Palestinian voters in the West Bank are casting their ballots for the first time in six years, as part of the occupied territories elect municipal council officials in nearly one-hundred towns and villages.
HEBRON, WEST BANK – On Saturday, Palestinians went to the polls in an election that is being closely watched by the Palestinian Authority and by the international community. The vote for municipal councils is seen as a precursor for parliamentary and presidential elections, even though Hamas, the Islamic militia-cum-political party that controls that Gaza Strip, is boycotting the vote. Hamas insists the elections, which have been delayed on numerous occasions since their originally scheduled date in 2010, should not take place before Palestinian reconciliation.
Meanwhile, in Hebron, an all-female slate – thought to be the first in the Arab world – is contesting seats for the West Bank’s most populous city. Headed by Maysoun Qawasfi, a mother of five children aged 7 through 20, she recruited ten other women – as young as 26 years old – to join her. An impressive speaker (in both Arabic and English), Qawasmi works a full-time job for the Palestinian news agency Wafa. She has invested a few thousands of dollars of her own money in the campaign, believing that women can make a difference, particularly in the religiously conservative city of Hebron.
Some have dubbed Qawasmi’s efforts as part of a growing “women’s spring,” though much of it appears underground. Inspired by the so-called “Arab Spring,” a growing number of women in the Middle East are calling for greater gender-equality and representation. Many of them communicate online, making Qawasmi’s public call for involvement even more significant.
Qawasmi says she was a strong person even before the “Arab Spring.” She insists women’s rights are theirs to take, and is determined to fight on her behalf, on her daughters’ behalf, and on behalf of women everywhere.
On Thursday, the last official day of campaigning, I spent the day with Qawasmi in Hebron, a city burdened by Palestinian bureaucracy, and divided and constrained by Israeli occupation. Even as we spoke, Israeli military jets flew overhead. Qawasmi believes that the existing guard – the men – have failed to bring about the changes that Palestinians need, from jobs, to education, and an end to the occupation.

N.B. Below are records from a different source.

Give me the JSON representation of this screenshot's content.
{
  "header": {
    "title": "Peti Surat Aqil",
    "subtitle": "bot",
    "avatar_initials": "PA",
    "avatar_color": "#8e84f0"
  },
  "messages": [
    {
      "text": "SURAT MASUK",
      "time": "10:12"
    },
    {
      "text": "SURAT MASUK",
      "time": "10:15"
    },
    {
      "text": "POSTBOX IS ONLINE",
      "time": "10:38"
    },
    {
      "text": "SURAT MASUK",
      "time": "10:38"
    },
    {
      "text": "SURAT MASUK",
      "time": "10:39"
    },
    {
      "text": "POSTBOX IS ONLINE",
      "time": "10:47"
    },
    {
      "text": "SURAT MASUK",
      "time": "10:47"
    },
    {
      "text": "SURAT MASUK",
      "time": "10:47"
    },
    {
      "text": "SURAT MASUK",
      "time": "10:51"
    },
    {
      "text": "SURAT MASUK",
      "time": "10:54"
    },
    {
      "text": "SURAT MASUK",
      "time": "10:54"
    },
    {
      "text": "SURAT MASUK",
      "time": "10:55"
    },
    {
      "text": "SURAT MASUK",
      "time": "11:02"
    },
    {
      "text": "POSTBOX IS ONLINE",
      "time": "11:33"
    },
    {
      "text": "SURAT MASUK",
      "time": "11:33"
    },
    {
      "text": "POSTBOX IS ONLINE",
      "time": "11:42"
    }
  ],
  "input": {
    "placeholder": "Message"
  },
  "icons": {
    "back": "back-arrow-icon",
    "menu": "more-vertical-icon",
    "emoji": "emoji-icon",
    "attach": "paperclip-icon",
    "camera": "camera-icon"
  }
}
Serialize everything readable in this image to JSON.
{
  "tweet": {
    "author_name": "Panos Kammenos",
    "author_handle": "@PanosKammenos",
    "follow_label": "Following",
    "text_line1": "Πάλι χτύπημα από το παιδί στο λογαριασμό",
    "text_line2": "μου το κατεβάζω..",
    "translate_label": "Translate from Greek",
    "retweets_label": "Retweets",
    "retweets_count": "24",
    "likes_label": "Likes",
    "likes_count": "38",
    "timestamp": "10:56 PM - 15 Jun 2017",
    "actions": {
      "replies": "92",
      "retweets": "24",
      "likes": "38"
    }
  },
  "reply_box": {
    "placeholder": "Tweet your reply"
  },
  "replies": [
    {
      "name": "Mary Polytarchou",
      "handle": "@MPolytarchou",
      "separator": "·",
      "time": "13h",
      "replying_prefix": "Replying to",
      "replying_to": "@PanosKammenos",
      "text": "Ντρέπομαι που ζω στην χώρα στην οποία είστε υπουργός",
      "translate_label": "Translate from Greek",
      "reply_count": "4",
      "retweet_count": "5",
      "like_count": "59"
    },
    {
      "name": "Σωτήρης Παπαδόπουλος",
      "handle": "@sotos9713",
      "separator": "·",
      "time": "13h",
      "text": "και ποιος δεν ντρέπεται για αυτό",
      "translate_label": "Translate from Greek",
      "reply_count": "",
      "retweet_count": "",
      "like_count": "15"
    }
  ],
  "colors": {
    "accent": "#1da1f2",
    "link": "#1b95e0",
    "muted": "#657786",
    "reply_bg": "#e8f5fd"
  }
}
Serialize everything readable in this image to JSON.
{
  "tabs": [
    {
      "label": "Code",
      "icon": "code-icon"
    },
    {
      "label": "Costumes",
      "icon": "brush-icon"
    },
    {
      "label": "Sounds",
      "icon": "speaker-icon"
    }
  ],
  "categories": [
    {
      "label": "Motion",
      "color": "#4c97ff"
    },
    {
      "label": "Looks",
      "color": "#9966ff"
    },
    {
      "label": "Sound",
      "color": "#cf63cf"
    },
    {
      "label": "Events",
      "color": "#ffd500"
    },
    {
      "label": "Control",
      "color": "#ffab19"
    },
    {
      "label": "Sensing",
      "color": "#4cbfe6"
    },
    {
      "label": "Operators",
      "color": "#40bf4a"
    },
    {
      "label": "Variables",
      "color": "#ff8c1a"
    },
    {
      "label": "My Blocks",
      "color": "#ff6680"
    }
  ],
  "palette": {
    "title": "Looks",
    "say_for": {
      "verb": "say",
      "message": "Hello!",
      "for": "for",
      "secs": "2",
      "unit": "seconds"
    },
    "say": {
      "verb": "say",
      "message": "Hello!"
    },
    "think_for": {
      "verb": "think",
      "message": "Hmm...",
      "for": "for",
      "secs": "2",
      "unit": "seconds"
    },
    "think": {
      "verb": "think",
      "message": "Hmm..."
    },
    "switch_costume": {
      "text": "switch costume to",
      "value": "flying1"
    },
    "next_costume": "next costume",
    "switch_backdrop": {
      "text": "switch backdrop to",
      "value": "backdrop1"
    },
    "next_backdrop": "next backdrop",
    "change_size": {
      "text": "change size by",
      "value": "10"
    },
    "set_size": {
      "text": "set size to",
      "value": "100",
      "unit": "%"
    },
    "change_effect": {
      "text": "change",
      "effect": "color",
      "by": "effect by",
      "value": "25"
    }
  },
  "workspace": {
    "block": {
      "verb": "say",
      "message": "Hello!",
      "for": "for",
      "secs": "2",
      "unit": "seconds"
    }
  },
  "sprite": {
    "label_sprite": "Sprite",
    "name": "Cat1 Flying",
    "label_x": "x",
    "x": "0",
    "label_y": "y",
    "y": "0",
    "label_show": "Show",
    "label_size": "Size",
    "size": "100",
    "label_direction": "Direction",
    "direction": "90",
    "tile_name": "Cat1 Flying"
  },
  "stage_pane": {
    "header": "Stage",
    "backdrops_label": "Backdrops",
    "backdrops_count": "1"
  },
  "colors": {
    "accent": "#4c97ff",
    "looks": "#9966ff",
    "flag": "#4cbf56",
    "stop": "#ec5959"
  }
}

It’s unclear how well her “Women’s List” party will do. It consists of eleven candidates vying for spots on the 15-member council. By law, one-fifth of the seats must be reserved for women, and indeed many of the more official parties have women listed on their slates. Qawasmi’s independent party may not even get one seat. But she insists she is already a winner.